Day 6. Dave and I kicked back all day, wanting to make the most of this peaceful place, unwinding and letting go…life in New York during Covid temporarily lost to the distraction of nature…the quiet solitude that can be rural life. Bruce feeling energetic in the afternoon, drove out to find Spa Lake…returning at sundown where seated again around the heavy wooden table we talked and ate together. Out on the deck, Bruce listening to his bird recordings as we all watched the sun drop golden turning the mountain a deep russet copper as it sank from the sky.
Day 7. And then it was time to leave. I wanted to get a look at the Eileen Dam on our route back to Seattle, but google maps sent us on a goose chase. We followed Eileen Road passing a farm and a dog who ran to snap at our wheels, barking and chasing us past a lumber mill. Leaving him behind we crossed a rail track but then a rutted out road which we walked along for a while, but it obviously wasn’t a road big enough to lead to a large dam. Giving up and turning around, back in the car we got on to the highway, driving back through Bonners Ferry, Sandpoint, across to Newport, turning on down towards Spokane. Stopping at a pretty rest area in Sprague with a view over train tracks, eating sandwiches as a long freight train passed through. Picked up the I-90 to Seattle, more signs flying by ‘The Brews Brothers’, ‘The Man Shop’. ‘Hilary Clinton for America’…her name ghosted over in thin white paint but still showing through. A dustdevil gathered speed in a tilled roadside field, spinning itself out. On the other side of the road smoke hung low from wildfires raging in Evan’s Canyon in the Wenas Valley in the northwestern corner of Yakima county. Back to Seattle, where we awoke to our own smoke filled days….but the chance to drive through Idaho and Montana had been a brief exhilaration.

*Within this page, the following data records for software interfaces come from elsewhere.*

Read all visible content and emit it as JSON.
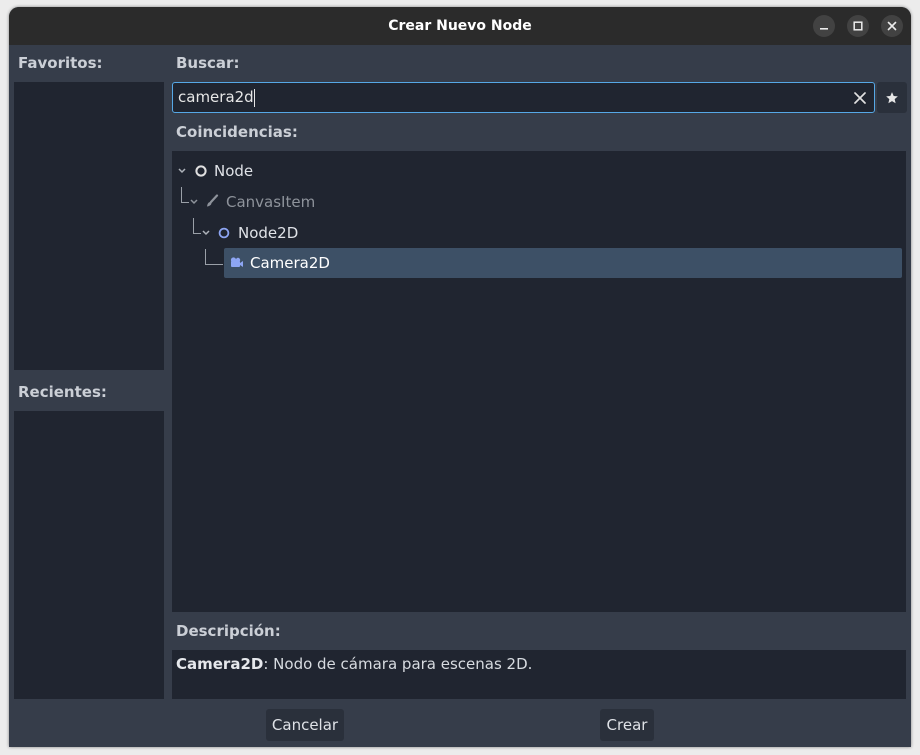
{
  "window": {
    "title": "Crear Nuevo Node"
  },
  "favorites": {
    "label": "Favoritos:"
  },
  "recents": {
    "label": "Recientes:"
  },
  "search": {
    "label": "Buscar:",
    "value": "camera2d"
  },
  "matches": {
    "label": "Coincidencias:",
    "tree": [
      {
        "label": "Node",
        "icon": "node-circle-icon",
        "depth": 0,
        "dim": false,
        "selected": false
      },
      {
        "label": "CanvasItem",
        "icon": "brush-icon",
        "depth": 1,
        "dim": true,
        "selected": false
      },
      {
        "label": "Node2D",
        "icon": "node2d-circle-icon",
        "depth": 2,
        "dim": false,
        "selected": false
      },
      {
        "label": "Camera2D",
        "icon": "camera-icon",
        "depth": 3,
        "dim": false,
        "selected": true
      }
    ]
  },
  "description": {
    "label": "Descripción:",
    "class_name": "Camera2D",
    "text": ": Nodo de cámara para escenas 2D."
  },
  "buttons": {
    "cancel": "Cancelar",
    "create": "Crear"
  },
  "colors": {
    "window_bg": "#363d4a",
    "panel_bg": "#202530",
    "accent": "#56a8e6",
    "selection": "#3d5066",
    "node2d_icon": "#8da5f3"
  }
}
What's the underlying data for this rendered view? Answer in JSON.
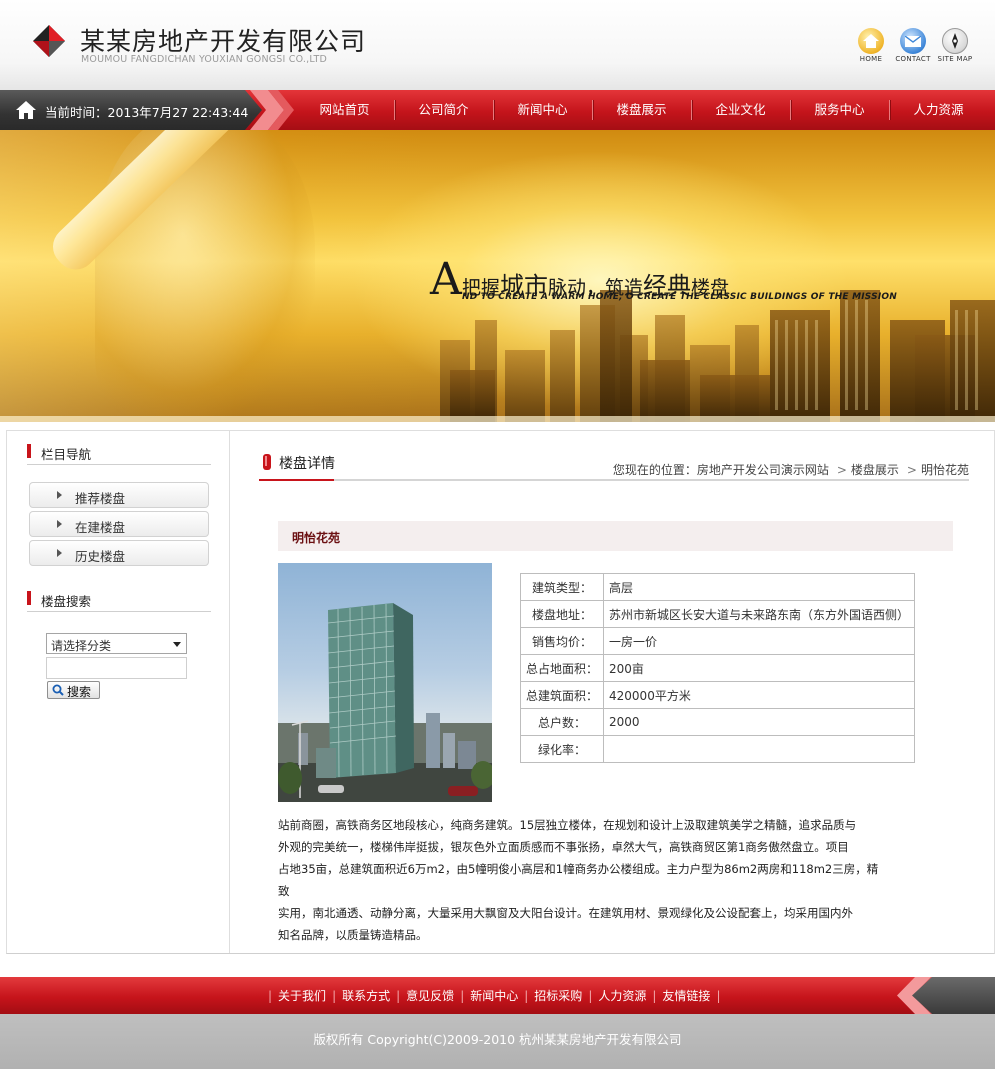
{
  "header": {
    "company_name": "某某房地产开发有限公司",
    "company_pinyin": "MOUMOU FANGDICHAN YOUXIAN GONGSI CO.,LTD",
    "quick_links": [
      {
        "label": "HOME",
        "icon": "home-icon"
      },
      {
        "label": "CONTACT",
        "icon": "envelope-icon"
      },
      {
        "label": "SITE MAP",
        "icon": "sitemap-icon"
      }
    ]
  },
  "nav": {
    "time_label": "当前时间：2013年7月27 22:43:44",
    "items": [
      "网站首页",
      "公司简介",
      "新闻中心",
      "楼盘展示",
      "企业文化",
      "服务中心",
      "人力资源"
    ]
  },
  "banner": {
    "big_letter": "A",
    "slogan_parts": [
      "把握",
      "城市",
      "脉动，筑造",
      "经典",
      "楼盘"
    ],
    "slogan_en": "ND TO CREATE A WARM HOME,    O CREATE THE CLASSIC BUILDINGS OF THE MISSION"
  },
  "sidebar": {
    "nav_title": "栏目导航",
    "nav_items": [
      "推荐楼盘",
      "在建楼盘",
      "历史楼盘"
    ],
    "search_title": "楼盘搜索",
    "select_value": "请选择分类",
    "search_button": "搜索"
  },
  "main": {
    "section_title": "楼盘详情",
    "breadcrumb": {
      "prefix": "您现在的位置：",
      "items": [
        "房地产开发公司演示网站",
        "楼盘展示",
        "明怡花苑"
      ]
    },
    "property_name": "明怡花苑",
    "details": [
      {
        "key": "建筑类型：",
        "value": "高层"
      },
      {
        "key": "楼盘地址：",
        "value": "苏州市新城区长安大道与未来路东南（东方外国语西侧）"
      },
      {
        "key": "销售均价：",
        "value": "一房一价"
      },
      {
        "key": "总占地面积：",
        "value": "200亩"
      },
      {
        "key": "总建筑面积：",
        "value": "420000平方米"
      },
      {
        "key": "总户数：",
        "value": "2000"
      },
      {
        "key": "绿化率：",
        "value": ""
      }
    ],
    "description_lines": [
      "站前商圈，高铁商务区地段核心，纯商务建筑。15层独立楼体，在规划和设计上汲取建筑美学之精髓，追求品质与",
      "外观的完美统一，楼梯伟岸挺拔，银灰色外立面质感而不事张扬，卓然大气，高铁商贸区第1商务傲然盘立。项目",
      "占地35亩，总建筑面积近6万m2，由5幢明俊小高层和1幢商务办公楼组成。主力户型为86m2两房和118m2三房，精致",
      "实用，南北通透、动静分离，大量采用大飘窗及大阳台设计。在建筑用材、景观绿化及公设配套上，均采用国内外",
      "知名品牌，以质量铸造精品。"
    ]
  },
  "footer": {
    "links": [
      "关于我们",
      "联系方式",
      "意见反馈",
      "新闻中心",
      "招标采购",
      "人力资源",
      "友情链接"
    ],
    "copyright": "版权所有  Copyright(C)2009-2010 杭州某某房地产开发有限公司"
  },
  "colors": {
    "brand_red": "#c8141b",
    "dark_gray": "#333333",
    "footer_gray": "#b8b8b8"
  }
}
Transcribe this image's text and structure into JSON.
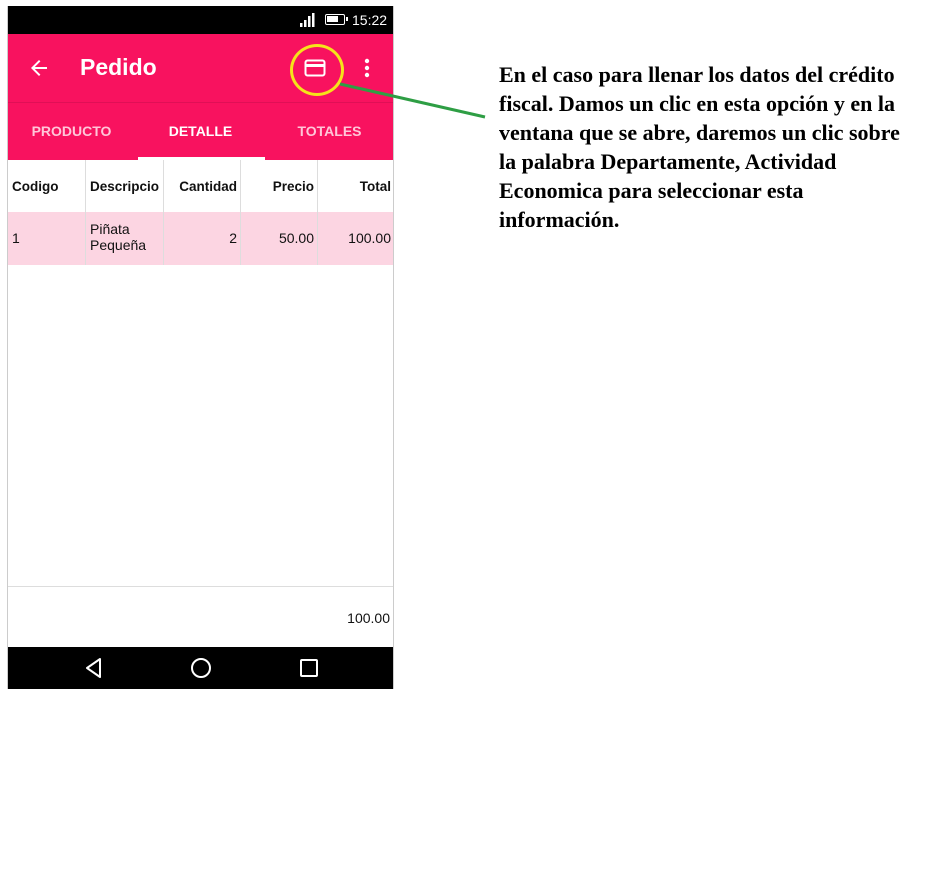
{
  "status_bar": {
    "time": "15:22"
  },
  "appbar": {
    "title": "Pedido",
    "icons": [
      "back-arrow-icon",
      "credit-card-icon",
      "more-vert-icon"
    ]
  },
  "tabs": [
    {
      "label": "PRODUCTO",
      "active": false
    },
    {
      "label": "DETALLE",
      "active": true
    },
    {
      "label": "TOTALES",
      "active": false
    }
  ],
  "table": {
    "columns": [
      "Codigo",
      "Descripcio",
      "Cantidad",
      "Precio",
      "Total"
    ],
    "rows": [
      {
        "codigo": "1",
        "descripcion": "Piñata Pequeña",
        "cantidad": "2",
        "precio": "50.00",
        "total": "100.00"
      }
    ]
  },
  "footer": {
    "total": "100.00"
  },
  "annotation": {
    "text": "En el caso para llenar los datos del crédito fiscal. Damos un clic en esta opción y en la ventana que se abre, daremos un clic sobre la palabra Departamente, Actividad Economica para seleccionar esta información.",
    "highlight_color": "#f5e31a",
    "pointer_color": "#2e9e44"
  },
  "colors": {
    "primary": "#f8125f",
    "row_highlight": "#fcd5e2"
  }
}
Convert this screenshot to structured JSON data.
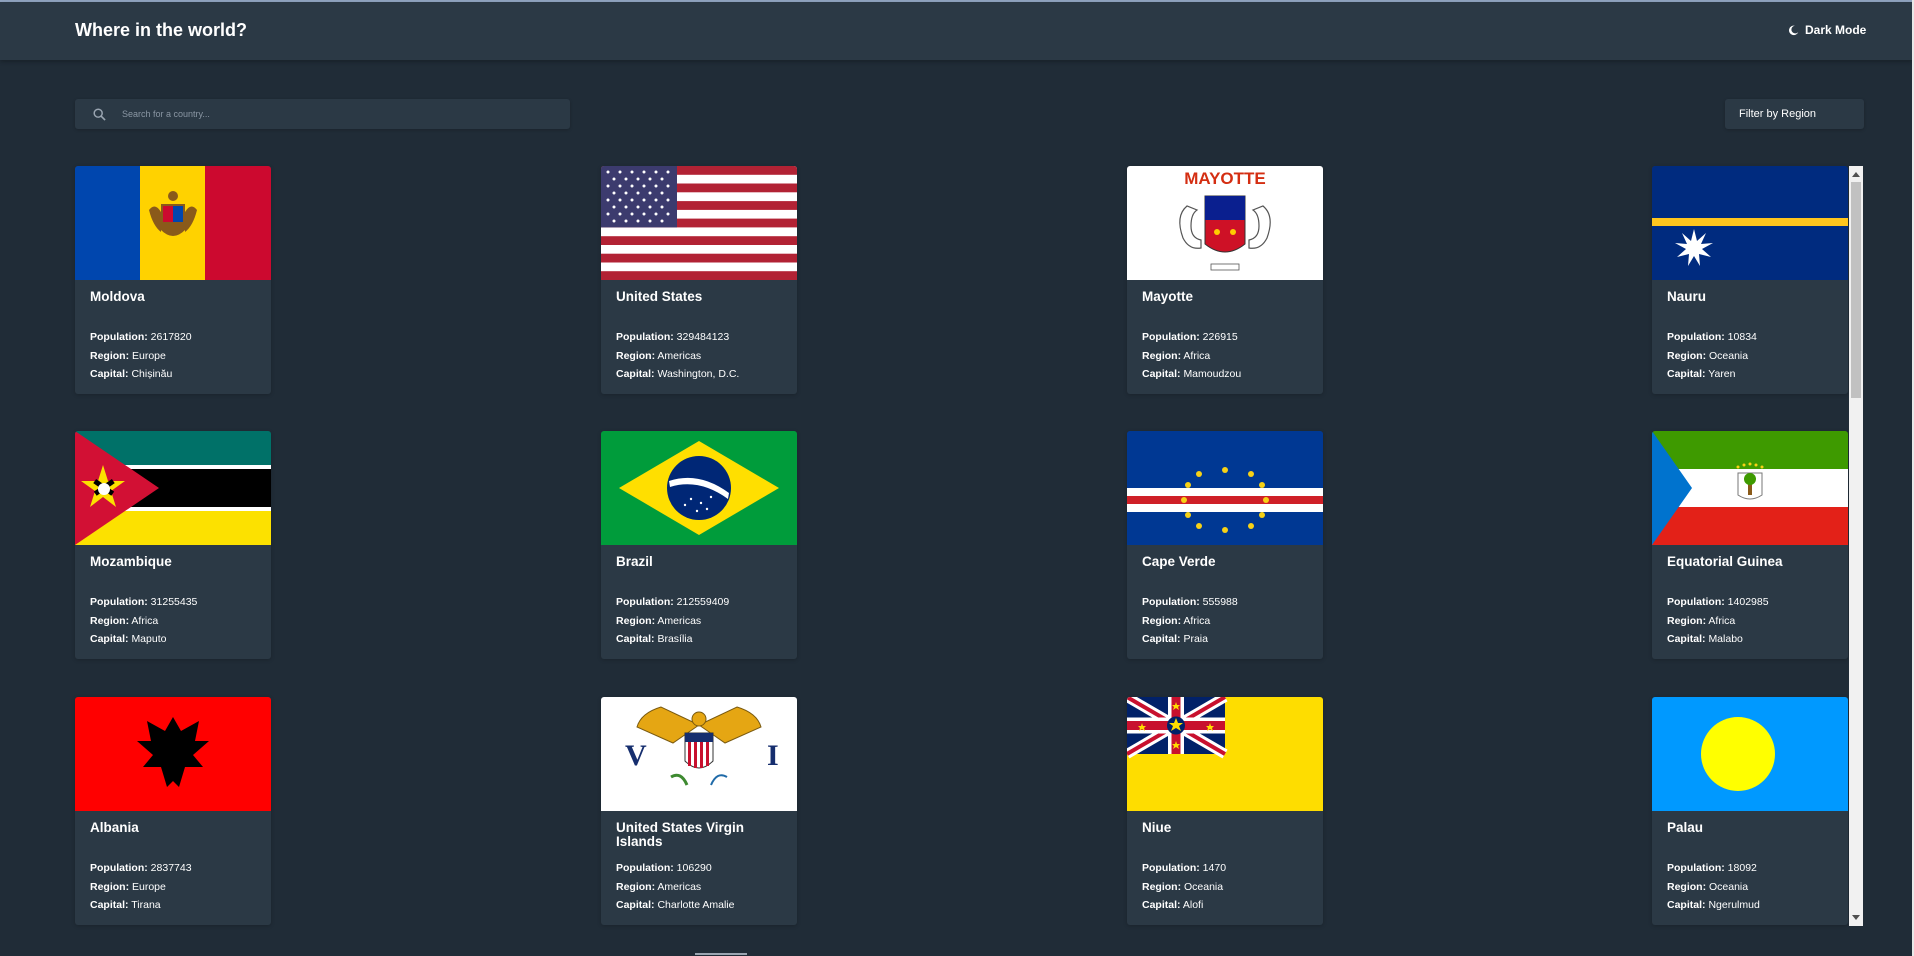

Once settled again at Bruce’s in Seattle I started on another book. ‘Winter Notes from Montana’ by Rick Bass and read of his experiences living in that beautiful place, the harshness of winter, their hunting dogs, the Yaak River running with fish. It is mountain literature, notes about fitting in and finding you feet in these wild places. An insightful tribute to the state they refer to as ‘Big Sky Country’.
“I don’t belong in a city, and I’m not sure I belong in the spring and summer. The fall, maybe…
Winter covers some things and reveals others. I admire the weasels, the rabbits, and the other wild creatures that can change with the seasons, that can change almost overnight. It’s taken me a long time to change completely—thirty years—but now that I’ve changed, I don’t have an interest in turning back.
I won’t be leaving this valley.” (from Rick Bass ‘Winter. Notes from Montana’).